What about the Wranglers?
Las Vegas already has a professional hockey team — at least on paper.
The Wranglers voluntarily suspended operations in May after the team’s lease with the Orleans Arena expired, but officials are optimistic the team will return in a new venue next season.
“There are continuing discussions with someone,” Wranglers’ President Billy Johnson said. “We have to make sure whatever the deal, our tickets remain reasonable.”
The team was going to play this season in a makeshift rink at the Plaza downtown, but that deal fell through and put the franchise on life support. The ECHL gave the Wranglers one year to secure a new home. Johnson would not say whom he is in talks with. This season would have started in mid-October.
It’s easy to assume the Wranglers and an NHL team couldn’t co-exist. Why would a desert city, or any city, need two hockey teams?
First, NHL is a different brand of hockey with a different price point. Wranglers season tickets cost about $550 for 36 games; a single NHL game averages $70.
Plus, an NHL team would need developmental clubs. One up the road on Tropicana Avenue would be a perfect fit.
“McDonald’s doesn’t suffer because there is one on every corner,” Johnson said.
Johnson is rooting for a potential NHL team.
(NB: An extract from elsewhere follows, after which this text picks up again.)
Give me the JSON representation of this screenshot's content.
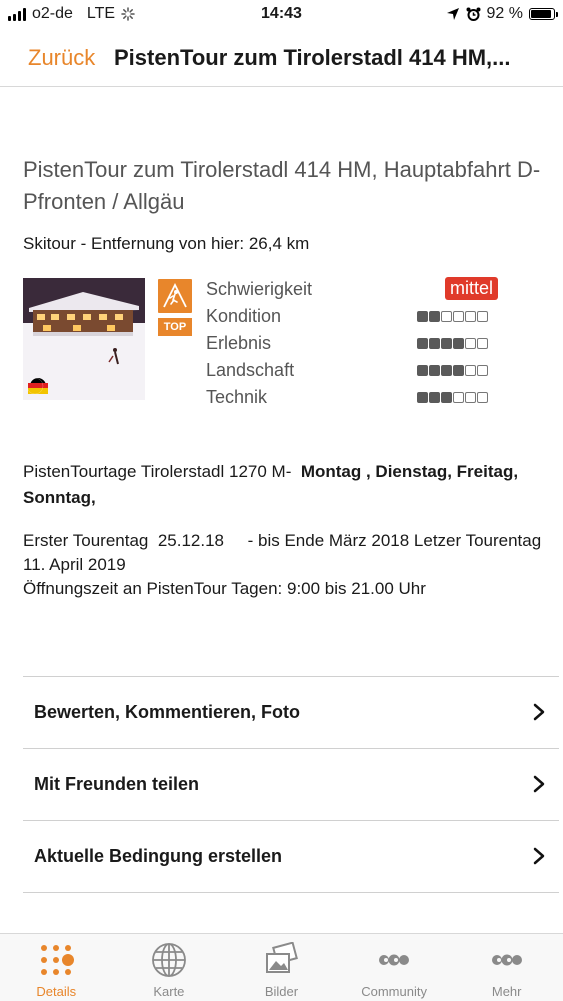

He said he’d be among the first to buy season tickets.
“Everyone is asking hockey fans if it will work,” Johnson said. “That is like asking Springsteen fans if they liked his last album. My advice would be: Go to supermarkets, drug stores, and ask those people what they think.”